Osteomalacia is softening of the bones. It most often occurs because of a problem with vitamin D, which helps your body absorb calcium. Your body needs calcium to maintain the strength and hardness of your bones.
In children, the condition is called rickets.
Vitamin D deficiency - osteomalacia; Calcium - osteomalacia
A lack of the proper amount of calcium in the blood can lead to weak and soft bones. Low blood calcium can be caused by low vitamin D level in the blood.
Vitamin D is absorbed from food or produced by the skin when exposed to sunlight. Lack of vitamin D produced by the skin may occur in people who:
You may not get enough vitamin D from your diet if you:
Other conditions that may cause osteomalacia include:
Symptoms may also occur due to low calcium level. These include:
Treatment may involve vitamin D, calcium, and phosphorus supplements taken by mouth. People who cannot absorb nutrients well through the intestines may need larger doses of vitamin D and calcium. This includes people who have some types of weight loss surgery.
People with certain conditions may need regular blood tests to monitor blood levels of phosphorus and calcium.
Kathryn Dahir is an Endocrinologist in Nashville, Tennessee. Dr. Dahir has been practicing medicine for over 23 years and is rated as an Elite doctor by MediFind in the treatment of Osteomalacia.
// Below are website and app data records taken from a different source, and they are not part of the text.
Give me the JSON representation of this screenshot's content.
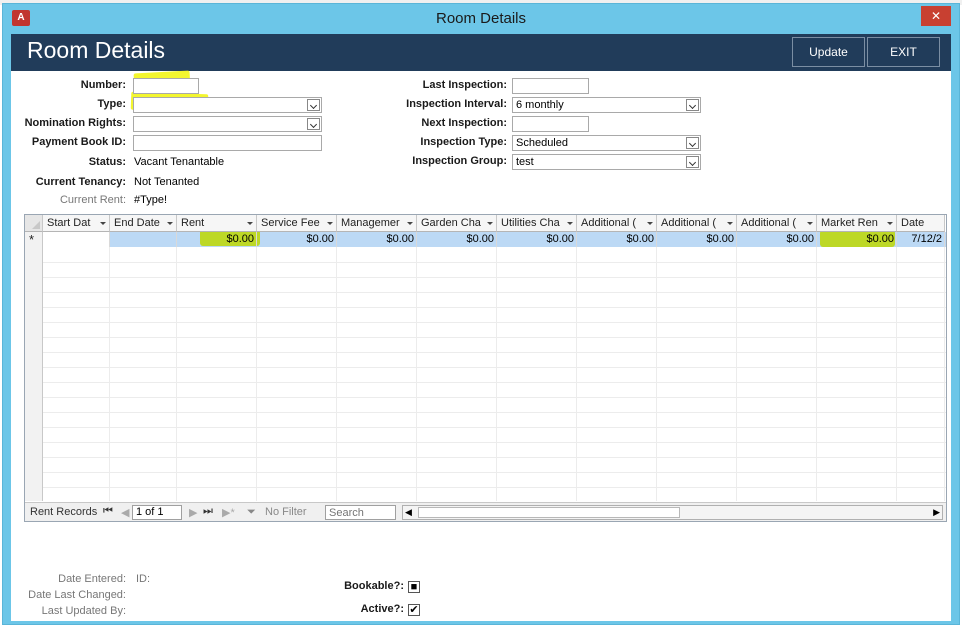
{
  "window": {
    "app_icon": "A",
    "title": "Room Details",
    "close": "✕"
  },
  "header": {
    "title": "Room Details",
    "update_label": "Update",
    "exit_label": "EXIT"
  },
  "form_left": {
    "number_label": "Number:",
    "number_value": "",
    "type_label": "Type:",
    "type_value": "",
    "nomination_label": "Nomination Rights:",
    "nomination_value": "",
    "payment_book_label": "Payment Book ID:",
    "payment_book_value": "",
    "status_label": "Status:",
    "status_value": "Vacant Tenantable",
    "current_tenancy_label": "Current Tenancy:",
    "current_tenancy_value": "Not Tenanted",
    "current_rent_label": "Current Rent:",
    "current_rent_value": "#Type!"
  },
  "form_right": {
    "last_inspection_label": "Last Inspection:",
    "last_inspection_value": "",
    "inspection_interval_label": "Inspection Interval:",
    "inspection_interval_value": "6 monthly",
    "next_inspection_label": "Next Inspection:",
    "next_inspection_value": "",
    "inspection_type_label": "Inspection Type:",
    "inspection_type_value": "Scheduled",
    "inspection_group_label": "Inspection Group:",
    "inspection_group_value": "test"
  },
  "datasheet": {
    "columns": [
      "Start Dat",
      "End Date",
      "Rent",
      "Service Fee",
      "Managemer",
      "Garden Cha",
      "Utilities Cha",
      "Additional (",
      "Additional (",
      "Additional (",
      "Market Ren",
      "Date"
    ],
    "new_row_marker": "*",
    "new_row": [
      "",
      "",
      "$0.00",
      "$0.00",
      "$0.00",
      "$0.00",
      "$0.00",
      "$0.00",
      "$0.00",
      "$0.00",
      "$0.00",
      "7/12/2"
    ]
  },
  "navigation": {
    "record_label": "Rent Records",
    "first": "⏮",
    "prev": "◀",
    "position": "1 of 1",
    "next": "▶",
    "last": "⏭",
    "new": "▶*",
    "filter_label": "No Filter",
    "search_placeholder": "Search",
    "scroll_left": "◀",
    "scroll_right": "▶"
  },
  "footer": {
    "date_entered_label": "Date Entered:",
    "id_label": "ID:",
    "date_last_changed_label": "Date Last Changed:",
    "last_updated_by_label": "Last Updated By:",
    "bookable_label": "Bookable?:",
    "bookable_mark": "■",
    "active_label": "Active?:",
    "active_mark": "✔"
  },
  "colors": {
    "window_frame": "#6cc6e8",
    "header": "#213c5a",
    "highlight_yellow": "#f2f518",
    "highlight_green": "#bcd70f",
    "new_row": "#bcd9f5",
    "close": "#c84031"
  }
}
She is also highly rated in 24 other conditions, according to our data. Her top areas of expertise are Hypophosphatasia, Osteomalacia, Hypophosphatemia, and Rickets. She is board certified in Endocrinology and Internal Medicine and licensed to treat patients in Tennessee. Dr. Dahir is currently accepting new patients.
Karl Insogna is an Endocrinologist in New Haven, Connecticut. Dr. Insogna has been practicing medicine for over 46 years and is rated as an Elite doctor by MediFind in the treatment of Osteomalacia. He is also highly rated in 13 other conditions, according to our data. His top areas of expertise are Hypophosphatemia, Hereditary Hypophosphatemic Rickets, Rickets, and Malnutrition. He is board certified in Endocrinology and licensed to treat patients in Connecticut. Dr. Insogna is currently accepting new patients.
Seiji Fukumoto is in Tokushima, Japan. Fukumoto is rated as an Elite expert by MediFind in the treatment of Osteomalacia. He is also highly rated in 13 other conditions, according to our data. His top areas of expertise are Osteomalacia, Hypophosphatemia, Rickets, and Hereditary Hypophosphatemic Rickets.
Some people with vitamin deficiency disorders will get better within a few weeks. With treatment, healing should happen within 6 months.
Symptoms can return.
Call your health care provider if you have symptoms of osteomalacia, or if you think that you may be at risk for this disorder.
Eating a diet rich in vitamin D and calcium and getting sufficient exposure to sunlight can help prevent osteomalacia due to vitamin D deficiency.
Bhan A, Rao AD, Bhadada SK, Rao SD. Rickets and osteomalacia. In Melmed S, Auchus RJ, Goldfine AB, Koenig RJ, Rosen CJ, eds. Williams Textbook of Endocrinology. 14th ed. Philadelphia, PA: Elsevier; 2020:chap 31.
Chonchol M, Smogorzewski MJ, Stubbs JR, Yu ASL. Disorders of calcium homeostasis. In: Yu ASL, Chertow GM, Luyckx VA, Marsden PA, Skorecki K, Taal MW, eds. Brenner and Rector's The Kidney. 11th ed. Philadelphia, PA: Elsevier; 2020:chap 18.
Demay MB, Krane SM. Disorders of mineralization. In: Jameson JL, De Groot LJ, de Kretser DM, et al, eds. Endocrinology: Adult and Pediatric. 7th ed. Philadelphia, PA: Elsevier Saunders; 2016:chap 71.
Weinstein RS. Osteomalacia and rickets. In: Goldman L, Schafer AI, eds. Goldman-Cecil Medicine. 26th ed. Philadelphia, PA: Elsevier; 2020:chap 231.